This is only my second week of teaching at a primary school in Japan. (It’s not a Japanese but an international school. Which might entail the even more ambitious parents, now that I think about it.)
Maybe I’m not entitled to write about this subject just yet. But then again, maybe I am. I’ve trained hard for my qualification in this profession and know a thing or two about child development. Also, I was a child once.
This is only a snapshot of my current impressions. But maybe they can be more of an insight than the horrific statistics that are available on the internet. Like the one I just read about the numbers of teenagers committing suicide in Japan skyrocketing when or even before the new school year starts.
There is a boy in my year two class. His smile opens up my heart. He is so good-tempered and always, always (always!) follows instructions immediately, without ever complaining. He works thoroughly and fast at the same time and when he’s done with all the work I gave the class to do, he comes up to me and asks for more work. A kid who asks for more work? He sure must love school, right? That’s what I thought. Until I read what he wrote in an assignment yesterday. I asked the kids to write a little bit about themselves by finishing the sentences: “I like…“ and “I really don’t like…“ This boy’s “I really don’t like“ went like this: “I really don’t like school. I have to work so hard and I just don’t like it.“ He is seven years old.
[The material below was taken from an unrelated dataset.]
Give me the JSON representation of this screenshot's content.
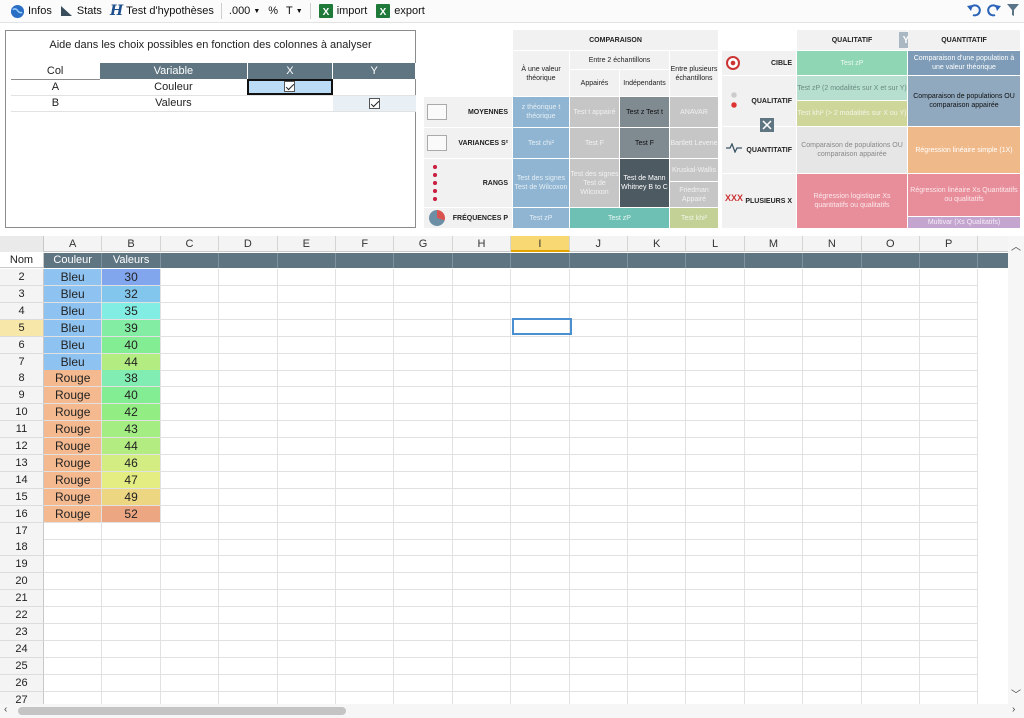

There is a girl in my class who doesn’t speak the language well that is spoken in our school (which isn’t English. That she speaks fluently.) She also doesn’t speak Japanese because she wasn’t born in Japan. To put it in a nutshell: It’s hard for her to keep up. Or to understand the most basic instructions. She tries so hard though. She works like a machine during my lessons and gets a lot done. To her parents, this is not enough though. Today in the late afternoon I was in my classroom, preparing the first parents’ evening, when she suddenly popped in. “I forgot something“, she said. Turns out that what she forgot was to pack all of her workbooks to do more work at home, even though I hadn’t set any homework. Why? “Because my mum told me to do more work.“ Yes, after a long day at an all-day school, her parents ask her to continue to work at home. Ask her? Make her seems more like it.
What I’m describing here holds true for a lot of kids in my class.
At the parents’ evening later that day, I address the issue. I tell the parents how hard the kids work at this school and that they need time to wind down and relax, or to be physically active, or to meet friends. Or to just hang out in front of the TV. (I didn’t say the last one. I should have.) Some parents reject my concept and let me know. They are so worried about their child falling behind and not meeting the expectations of the school. Being a failure in life at the age of seven.
You think those parents are heartless and don’t love their children? Wrong. I believe they love them very much. They only want the best for them. They want them to have a future and to be able to provide for themselves one day. In a good job that makes money from which they can make a decent living. Who doesn’t want that for their children?
I’m questioning the methods though. And I’m questioning myself for playing my part in this system. For possibly being a factor that pushes the statistics mentioned above. Tomorrow, I want to go to school and abandon all the lesson plans and just do something fun and relaxing with he kids. Hey, maybe I will.